(One caveat here is that you will very likely have to reassign instrument definitions to staves imported in this manner – the added key switches essentially indicate an unknown instrument of such extreme range, Sibelius will analyze it as a piano.)
Did you know you can create a braced grand staff of any instrument in Sibelius? You can then use one of those linked staves for recording key switches and even controller data in real time, then hiding it in the score.
One advantage of creating a braced grand staff instrument and then hiding the part of it being used for key switches and CC data is that all of the input and output assignments are automatically linked to that instrument.
To do this in Sibelius 7 or later, select “Add or Remove” in the Instruments Pane of the Home tab. (In Sibelius 6, this is found in Create > Instruments). In the right side of the dialog, select the instrument you want to turn into a grand staff, and then choose extra staff below (or above). Here, I will create an Extra Staff Below Trumpet 3:
When you add the extra staff below, the instrument name becomes centered between them in the score. Its position will be restored after you hide the staff:
Depending on the range of the key switches for any given instrument, which are going to be outside the instrument’s normal range, you may want to change the clef of the newly created “Performance” extra staff, as shown above. This serves no purpose except visual housekeeping, as the staff will end up being hidden anyway.
(when importing a MIDI file with “Only one staff per track” unchecked, the braced grand staff created will automatically be assigned appropriate clefs.)
In the lower Tpt. 3 staff (or in a separate staff assigned in the mixer to Tpt.3), you can use Flexitime record to input notes that are keyswitches as well as controller information. In Flextime options you can layer multiple passes on the same track / staff by choosing Overdub in the flextime panel:
Key switches are generally short isolated events, so the quantization settings in the Notation panel don’t matter. However, if you wish to record the instrument notation in the same pass, you will need to set this quantization appropriately.
Another consideration is CC Controller data. If you want to input modulation wheel or any other type of controller data, you need to check “Keep Controller Messages” which is off by default:
Notation programs have a great deal more graphical overhead than a DAW. Depending on your processor, you may experience performance issues when recording lots of CC information in a single pass.
Using the Extra Staff Below method, if you record everything in one pass in Flexitime (e.g. the Keyswitches and Controller data along with the Notation), Flexitime will automatically separate out extremely low keyswitches into the lower staff. If you want to define a manual split point for the key switches, you can set this in the Notation panel of Flexitime Options:
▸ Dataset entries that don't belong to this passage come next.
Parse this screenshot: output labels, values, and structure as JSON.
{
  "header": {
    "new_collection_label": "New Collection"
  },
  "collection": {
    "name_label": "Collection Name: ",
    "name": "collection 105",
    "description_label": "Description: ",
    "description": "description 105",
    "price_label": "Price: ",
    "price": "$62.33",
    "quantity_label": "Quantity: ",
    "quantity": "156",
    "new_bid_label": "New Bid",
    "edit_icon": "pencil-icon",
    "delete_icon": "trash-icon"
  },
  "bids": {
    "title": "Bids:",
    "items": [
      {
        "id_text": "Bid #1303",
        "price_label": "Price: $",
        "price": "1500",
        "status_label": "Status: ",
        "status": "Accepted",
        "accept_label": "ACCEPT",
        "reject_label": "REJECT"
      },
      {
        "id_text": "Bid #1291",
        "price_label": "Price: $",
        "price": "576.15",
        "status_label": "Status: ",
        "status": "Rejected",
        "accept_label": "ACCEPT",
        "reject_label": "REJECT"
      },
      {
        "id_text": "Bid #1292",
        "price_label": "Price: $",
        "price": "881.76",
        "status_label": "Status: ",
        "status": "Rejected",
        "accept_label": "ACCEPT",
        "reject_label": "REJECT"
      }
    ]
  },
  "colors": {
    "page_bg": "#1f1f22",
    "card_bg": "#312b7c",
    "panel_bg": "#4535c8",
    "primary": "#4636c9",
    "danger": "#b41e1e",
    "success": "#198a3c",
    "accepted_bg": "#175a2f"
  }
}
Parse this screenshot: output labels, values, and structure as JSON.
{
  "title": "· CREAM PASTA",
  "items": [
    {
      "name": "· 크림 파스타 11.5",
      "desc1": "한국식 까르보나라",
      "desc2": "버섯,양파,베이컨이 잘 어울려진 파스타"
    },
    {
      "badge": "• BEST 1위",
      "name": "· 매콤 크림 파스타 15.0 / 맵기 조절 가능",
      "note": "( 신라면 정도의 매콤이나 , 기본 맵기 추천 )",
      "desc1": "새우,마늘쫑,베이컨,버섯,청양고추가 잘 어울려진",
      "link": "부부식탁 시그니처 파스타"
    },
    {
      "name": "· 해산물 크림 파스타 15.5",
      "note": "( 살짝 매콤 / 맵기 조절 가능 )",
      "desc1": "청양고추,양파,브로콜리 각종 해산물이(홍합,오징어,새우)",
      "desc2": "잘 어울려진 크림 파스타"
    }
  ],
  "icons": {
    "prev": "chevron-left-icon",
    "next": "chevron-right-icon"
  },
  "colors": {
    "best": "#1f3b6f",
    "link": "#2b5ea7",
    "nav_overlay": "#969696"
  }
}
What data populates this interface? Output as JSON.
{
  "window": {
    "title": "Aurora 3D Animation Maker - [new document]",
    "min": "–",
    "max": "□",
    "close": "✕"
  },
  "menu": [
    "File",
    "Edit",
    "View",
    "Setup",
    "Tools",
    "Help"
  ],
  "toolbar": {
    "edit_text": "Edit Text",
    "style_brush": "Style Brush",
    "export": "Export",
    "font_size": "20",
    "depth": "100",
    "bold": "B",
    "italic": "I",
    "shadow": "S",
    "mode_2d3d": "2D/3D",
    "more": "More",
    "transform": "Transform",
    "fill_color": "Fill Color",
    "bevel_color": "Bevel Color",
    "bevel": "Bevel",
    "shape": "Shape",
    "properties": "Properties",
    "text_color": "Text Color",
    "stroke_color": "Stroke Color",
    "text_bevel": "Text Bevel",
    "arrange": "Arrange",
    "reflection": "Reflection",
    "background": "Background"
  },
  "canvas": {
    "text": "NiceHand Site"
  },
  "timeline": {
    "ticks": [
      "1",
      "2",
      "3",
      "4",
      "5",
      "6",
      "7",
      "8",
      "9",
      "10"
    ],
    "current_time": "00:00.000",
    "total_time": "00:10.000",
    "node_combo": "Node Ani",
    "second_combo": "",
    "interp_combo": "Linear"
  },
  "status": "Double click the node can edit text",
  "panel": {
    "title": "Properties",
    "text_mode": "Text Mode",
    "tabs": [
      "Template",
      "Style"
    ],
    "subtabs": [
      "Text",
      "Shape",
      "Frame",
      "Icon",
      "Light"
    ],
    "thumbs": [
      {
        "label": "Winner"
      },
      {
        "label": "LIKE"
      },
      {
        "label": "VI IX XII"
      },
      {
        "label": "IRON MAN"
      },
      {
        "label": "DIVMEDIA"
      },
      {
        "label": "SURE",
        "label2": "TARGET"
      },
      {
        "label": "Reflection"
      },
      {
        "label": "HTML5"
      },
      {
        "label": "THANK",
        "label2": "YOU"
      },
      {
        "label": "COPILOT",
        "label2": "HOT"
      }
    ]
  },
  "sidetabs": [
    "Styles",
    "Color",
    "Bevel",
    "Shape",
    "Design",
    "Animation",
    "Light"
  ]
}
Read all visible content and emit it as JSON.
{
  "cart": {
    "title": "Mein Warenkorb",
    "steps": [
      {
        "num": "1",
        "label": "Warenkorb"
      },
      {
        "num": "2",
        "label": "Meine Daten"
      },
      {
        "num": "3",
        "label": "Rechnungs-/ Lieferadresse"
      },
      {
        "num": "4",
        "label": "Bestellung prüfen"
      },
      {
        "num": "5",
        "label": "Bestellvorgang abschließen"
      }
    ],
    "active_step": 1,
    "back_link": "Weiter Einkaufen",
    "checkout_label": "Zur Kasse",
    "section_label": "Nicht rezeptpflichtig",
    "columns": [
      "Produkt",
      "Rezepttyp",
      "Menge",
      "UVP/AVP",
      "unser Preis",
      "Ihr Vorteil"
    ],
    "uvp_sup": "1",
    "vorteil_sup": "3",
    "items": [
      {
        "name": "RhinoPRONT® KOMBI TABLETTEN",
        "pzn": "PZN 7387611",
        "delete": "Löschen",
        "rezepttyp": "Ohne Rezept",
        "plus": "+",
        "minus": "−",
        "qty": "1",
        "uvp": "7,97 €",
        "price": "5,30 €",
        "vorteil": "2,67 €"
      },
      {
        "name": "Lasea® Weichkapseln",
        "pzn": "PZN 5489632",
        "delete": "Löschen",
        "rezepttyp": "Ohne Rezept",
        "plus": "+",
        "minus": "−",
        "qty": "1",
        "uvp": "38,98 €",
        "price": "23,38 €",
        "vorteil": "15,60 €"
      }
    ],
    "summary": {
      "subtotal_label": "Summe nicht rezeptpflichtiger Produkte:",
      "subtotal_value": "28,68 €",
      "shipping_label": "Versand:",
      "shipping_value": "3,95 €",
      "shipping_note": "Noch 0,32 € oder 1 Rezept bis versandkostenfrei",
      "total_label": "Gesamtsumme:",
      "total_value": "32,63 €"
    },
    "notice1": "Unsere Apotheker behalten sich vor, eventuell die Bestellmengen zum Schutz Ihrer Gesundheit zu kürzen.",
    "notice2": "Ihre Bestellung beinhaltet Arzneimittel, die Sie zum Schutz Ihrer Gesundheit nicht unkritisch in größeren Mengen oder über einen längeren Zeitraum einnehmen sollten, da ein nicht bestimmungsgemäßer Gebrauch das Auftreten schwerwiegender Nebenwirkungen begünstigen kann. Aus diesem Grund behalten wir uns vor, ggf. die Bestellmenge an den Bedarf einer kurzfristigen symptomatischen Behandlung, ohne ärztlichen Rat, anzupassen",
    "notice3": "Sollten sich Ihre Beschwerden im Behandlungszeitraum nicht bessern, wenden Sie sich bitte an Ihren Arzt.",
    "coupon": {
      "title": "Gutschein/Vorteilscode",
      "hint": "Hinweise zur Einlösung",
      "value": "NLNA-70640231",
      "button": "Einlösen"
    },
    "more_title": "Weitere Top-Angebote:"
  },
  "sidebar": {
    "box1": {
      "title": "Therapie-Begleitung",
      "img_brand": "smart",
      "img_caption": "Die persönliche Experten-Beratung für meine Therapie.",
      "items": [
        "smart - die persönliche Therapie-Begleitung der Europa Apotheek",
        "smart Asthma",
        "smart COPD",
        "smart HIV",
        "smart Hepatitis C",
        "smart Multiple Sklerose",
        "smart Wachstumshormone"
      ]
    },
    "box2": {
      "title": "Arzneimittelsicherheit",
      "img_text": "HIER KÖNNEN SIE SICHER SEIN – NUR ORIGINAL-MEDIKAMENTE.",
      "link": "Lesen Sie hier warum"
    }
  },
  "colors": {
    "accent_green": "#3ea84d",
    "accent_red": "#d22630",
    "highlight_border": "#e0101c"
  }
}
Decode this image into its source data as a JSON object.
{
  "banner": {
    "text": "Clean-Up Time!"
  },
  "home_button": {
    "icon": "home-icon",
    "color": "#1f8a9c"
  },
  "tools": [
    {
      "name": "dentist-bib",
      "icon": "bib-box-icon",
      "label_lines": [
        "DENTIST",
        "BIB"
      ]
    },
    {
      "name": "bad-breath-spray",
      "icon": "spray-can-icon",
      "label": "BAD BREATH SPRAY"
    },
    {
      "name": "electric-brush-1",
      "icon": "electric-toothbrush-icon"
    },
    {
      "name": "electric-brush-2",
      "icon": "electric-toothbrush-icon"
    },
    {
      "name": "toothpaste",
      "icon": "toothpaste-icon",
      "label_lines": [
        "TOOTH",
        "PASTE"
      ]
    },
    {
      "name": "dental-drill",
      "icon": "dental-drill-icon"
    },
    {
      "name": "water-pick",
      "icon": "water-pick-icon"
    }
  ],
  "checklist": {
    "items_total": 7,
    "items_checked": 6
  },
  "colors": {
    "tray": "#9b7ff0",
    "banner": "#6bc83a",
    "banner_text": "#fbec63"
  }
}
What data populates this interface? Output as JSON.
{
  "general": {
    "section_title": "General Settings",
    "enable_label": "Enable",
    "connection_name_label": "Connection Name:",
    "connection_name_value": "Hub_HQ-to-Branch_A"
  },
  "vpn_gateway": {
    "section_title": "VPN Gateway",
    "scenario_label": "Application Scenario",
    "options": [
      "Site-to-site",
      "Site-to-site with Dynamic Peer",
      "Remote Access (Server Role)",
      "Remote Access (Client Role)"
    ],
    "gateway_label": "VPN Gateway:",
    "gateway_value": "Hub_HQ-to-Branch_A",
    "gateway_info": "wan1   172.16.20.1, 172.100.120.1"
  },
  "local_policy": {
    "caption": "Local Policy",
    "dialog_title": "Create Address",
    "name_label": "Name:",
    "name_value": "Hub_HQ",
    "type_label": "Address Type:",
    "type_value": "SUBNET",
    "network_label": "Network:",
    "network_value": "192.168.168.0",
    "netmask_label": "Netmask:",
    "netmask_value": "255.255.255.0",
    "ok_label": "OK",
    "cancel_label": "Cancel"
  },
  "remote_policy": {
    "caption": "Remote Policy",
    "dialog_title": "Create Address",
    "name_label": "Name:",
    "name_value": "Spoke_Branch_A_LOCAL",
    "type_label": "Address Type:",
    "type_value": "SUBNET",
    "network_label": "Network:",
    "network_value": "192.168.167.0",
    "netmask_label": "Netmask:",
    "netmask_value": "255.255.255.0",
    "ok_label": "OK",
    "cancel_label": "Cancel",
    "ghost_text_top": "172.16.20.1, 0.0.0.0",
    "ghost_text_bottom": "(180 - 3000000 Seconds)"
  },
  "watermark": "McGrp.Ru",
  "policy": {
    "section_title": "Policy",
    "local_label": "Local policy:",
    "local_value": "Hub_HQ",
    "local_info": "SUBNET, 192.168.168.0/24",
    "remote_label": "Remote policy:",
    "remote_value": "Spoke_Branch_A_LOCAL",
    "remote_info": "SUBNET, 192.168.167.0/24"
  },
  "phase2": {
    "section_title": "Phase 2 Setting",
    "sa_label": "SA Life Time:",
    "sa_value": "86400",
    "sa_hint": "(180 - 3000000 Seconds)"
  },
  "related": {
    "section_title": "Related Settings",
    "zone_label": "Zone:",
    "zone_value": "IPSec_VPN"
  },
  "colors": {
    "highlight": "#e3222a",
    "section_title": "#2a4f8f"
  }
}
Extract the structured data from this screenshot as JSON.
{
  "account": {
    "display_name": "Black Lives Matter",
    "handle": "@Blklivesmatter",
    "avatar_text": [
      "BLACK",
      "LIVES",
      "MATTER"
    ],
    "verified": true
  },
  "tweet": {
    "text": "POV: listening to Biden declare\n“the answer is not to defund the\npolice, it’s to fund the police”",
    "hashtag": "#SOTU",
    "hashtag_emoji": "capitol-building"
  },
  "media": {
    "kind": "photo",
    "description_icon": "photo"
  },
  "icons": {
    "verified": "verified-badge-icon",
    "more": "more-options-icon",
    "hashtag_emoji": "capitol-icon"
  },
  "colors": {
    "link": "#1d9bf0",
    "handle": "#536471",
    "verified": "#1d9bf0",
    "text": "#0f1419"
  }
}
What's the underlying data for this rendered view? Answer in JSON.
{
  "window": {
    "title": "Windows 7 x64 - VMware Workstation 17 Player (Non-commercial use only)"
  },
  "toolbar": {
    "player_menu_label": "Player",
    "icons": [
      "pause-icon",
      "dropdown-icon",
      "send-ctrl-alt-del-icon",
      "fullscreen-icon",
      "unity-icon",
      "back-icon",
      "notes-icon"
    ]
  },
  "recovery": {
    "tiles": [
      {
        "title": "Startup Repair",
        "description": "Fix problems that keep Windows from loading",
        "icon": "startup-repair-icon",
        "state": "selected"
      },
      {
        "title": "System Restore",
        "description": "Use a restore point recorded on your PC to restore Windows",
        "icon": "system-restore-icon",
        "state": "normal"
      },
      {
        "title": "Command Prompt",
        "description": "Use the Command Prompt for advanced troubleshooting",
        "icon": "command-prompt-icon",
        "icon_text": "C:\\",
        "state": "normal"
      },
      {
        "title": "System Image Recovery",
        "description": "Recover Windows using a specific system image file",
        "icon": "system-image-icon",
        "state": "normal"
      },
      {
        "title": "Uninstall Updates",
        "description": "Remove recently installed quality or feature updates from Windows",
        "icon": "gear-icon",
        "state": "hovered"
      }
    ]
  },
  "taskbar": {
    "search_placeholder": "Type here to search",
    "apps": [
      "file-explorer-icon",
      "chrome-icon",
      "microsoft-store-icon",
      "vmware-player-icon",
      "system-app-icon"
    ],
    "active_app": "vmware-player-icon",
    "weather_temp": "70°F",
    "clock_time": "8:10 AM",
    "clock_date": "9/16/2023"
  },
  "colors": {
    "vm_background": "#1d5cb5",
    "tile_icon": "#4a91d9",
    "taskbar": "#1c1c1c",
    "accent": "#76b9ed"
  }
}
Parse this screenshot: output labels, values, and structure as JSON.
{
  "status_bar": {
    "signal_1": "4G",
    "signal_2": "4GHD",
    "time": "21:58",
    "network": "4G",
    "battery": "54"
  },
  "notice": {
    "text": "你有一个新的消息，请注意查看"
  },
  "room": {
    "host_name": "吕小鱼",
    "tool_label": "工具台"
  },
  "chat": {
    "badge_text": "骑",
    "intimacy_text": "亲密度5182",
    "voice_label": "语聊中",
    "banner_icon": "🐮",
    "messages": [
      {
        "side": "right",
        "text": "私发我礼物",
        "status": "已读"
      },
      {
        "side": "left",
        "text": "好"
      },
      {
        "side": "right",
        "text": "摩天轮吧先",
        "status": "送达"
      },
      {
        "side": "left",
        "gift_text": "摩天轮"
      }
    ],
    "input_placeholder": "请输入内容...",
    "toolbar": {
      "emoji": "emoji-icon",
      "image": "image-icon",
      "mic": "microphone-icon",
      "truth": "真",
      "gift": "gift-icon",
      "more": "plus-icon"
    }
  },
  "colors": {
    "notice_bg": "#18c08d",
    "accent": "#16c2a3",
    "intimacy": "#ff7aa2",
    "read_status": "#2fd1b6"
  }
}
Note that this split point can also be set during MIDI Import. The Notation tab is shared between the Flexitime and MIDI import features of Sibelius.
Of course, you can also enter these key switches manually in step time; inserting them into the lower staff instead of recording them in real time.
Here is a short passage with notation, keyswitches and modulation wheel recorded in the same pass. Sibelius does a good job of inputing everything. Note that the CC data appears in the upper staff:
(Once you complete all of the note and performance data entry for the piece, you may want to cut all of the CC data from the upper staff to the clipboard and paste it down into the “Performance” staff before hiding it. Use the advanced filter to search and select only text that contains the tilde ~ character, cut to the clipboard, then paste into the key switch staff you have created.)
Finally, it’s time to hide anything that isn’t visible music notation in the score.
Triple-click the “Performance staff, and hide the key switch notes and any controller data within it (on Mac, the keyboard shortcut is Command-Shift-H).
Now, while the staff is still highlighted, invoke Hide Empty Staves. (On Mac, the keyboard shortcut is Command-Option-Shift-H), and the “Extra Staff Below” Performance staff will disappear in Page View:
Repeat for any other “performance” staves.
While Sibelius wasn’t really designed with this particular workflow in mind, hopefully, with some experimentation, you can incorporate Key Switches and CC data into your Sibelius scores with excellent visual as well as playback results.